A must see for fans of such fare. It's OK to love Airplane! and prefer its comedy smartness, but it's also OK to doff a respectful pilot cap towards Zero Hour! as well. 7.5/10
Pet Sematary (1989)
And the night when the cold wind blows, No one cares, nobody knows.
The Stephen King novel from which the screenplay was adapted very nearly didn't see the light of day. It was actually written by King based on a real place and instances during a stay at a rented house. He was never quite happy with the tone of the book and only submitted it as a contractual obligation. Glad he did because it provides a very solid grounding for horror and deals with the very real horrors of overwhelming grief.
The film gets the tonal flows right, the family dynamic is neatly pitched in readiness for what is to come later, the house and the titular Pet Sematary of the title are eerie personified, and Fred Gwynne is on hand for a sage old characterisation. The potential for shattering horror is not fully realised, yet the makers deliver a good quota of scares and unease to make this a better than average King adaptation to screen. The use of the Ramones in the soundtrack is a good one, King loved them, they loved him, so much so they wrote the title track and named an album after it. 6.5/10

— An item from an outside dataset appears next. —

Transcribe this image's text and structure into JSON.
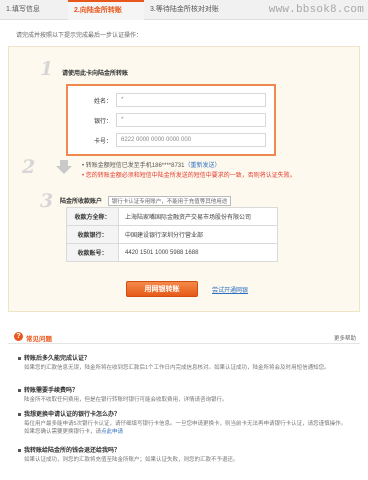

Not Going Out: The House (2013)
The House. 24th December 2013
A great show and a great Xmas Special. Lee hopes to gain a whole bunch of Brownie points by putting on an unforgettable Xmas for Lucy and her parents, with Daisy in tow as well of course. The setting is a big spooky house in the country, a family abode belonging to Lee's recently deceased auntie. Soon as they arrive strange things begin to happen, and things are more compounded when Frank, Lee's dead beat dad, turns up in the latrine!
The standard comedy tropes of the writing that made the show successful are evident here, the constant sexual tension, Daisy doing doofus and Lee's on-going battles with Lucy's father. When the spooky shenanigans up in intensity, so does the comedy. This is an episode where all the characters get a script to showcase their respective strengths. Excellent. 9/10